<<<<

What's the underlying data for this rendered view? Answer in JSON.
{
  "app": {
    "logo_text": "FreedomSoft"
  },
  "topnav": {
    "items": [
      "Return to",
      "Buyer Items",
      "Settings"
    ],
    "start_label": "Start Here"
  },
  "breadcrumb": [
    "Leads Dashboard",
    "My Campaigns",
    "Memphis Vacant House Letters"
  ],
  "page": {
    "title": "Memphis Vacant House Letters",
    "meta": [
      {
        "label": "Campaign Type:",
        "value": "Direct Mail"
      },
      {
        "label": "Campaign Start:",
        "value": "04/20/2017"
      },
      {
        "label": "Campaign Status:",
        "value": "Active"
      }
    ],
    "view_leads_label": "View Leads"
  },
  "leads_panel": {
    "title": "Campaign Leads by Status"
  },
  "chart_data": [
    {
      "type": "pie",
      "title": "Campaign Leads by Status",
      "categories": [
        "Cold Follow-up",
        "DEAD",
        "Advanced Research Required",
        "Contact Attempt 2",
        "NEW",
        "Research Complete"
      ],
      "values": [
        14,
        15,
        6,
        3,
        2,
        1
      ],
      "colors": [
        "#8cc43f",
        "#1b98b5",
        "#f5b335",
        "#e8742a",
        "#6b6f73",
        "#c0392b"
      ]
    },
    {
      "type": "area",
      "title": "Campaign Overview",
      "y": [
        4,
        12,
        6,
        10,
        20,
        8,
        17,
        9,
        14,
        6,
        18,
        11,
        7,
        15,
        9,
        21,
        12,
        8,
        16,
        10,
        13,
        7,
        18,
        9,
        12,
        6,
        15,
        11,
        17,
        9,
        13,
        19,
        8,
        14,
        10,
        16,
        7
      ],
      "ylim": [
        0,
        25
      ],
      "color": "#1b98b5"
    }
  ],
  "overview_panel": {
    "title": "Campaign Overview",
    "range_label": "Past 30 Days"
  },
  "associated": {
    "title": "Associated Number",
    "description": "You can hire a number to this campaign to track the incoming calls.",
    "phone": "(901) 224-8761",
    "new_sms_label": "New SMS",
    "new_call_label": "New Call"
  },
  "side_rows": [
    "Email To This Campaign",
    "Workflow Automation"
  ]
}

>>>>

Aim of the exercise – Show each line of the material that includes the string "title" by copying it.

Your solution –
    "title": "Memphis Vacant House Letters",
    "title": "Campaign Leads by Status"
      "title": "Campaign Leads by Status",
      "title": "Campaign Overview",
    "title": "Campaign Overview",
    "title": "Associated Number",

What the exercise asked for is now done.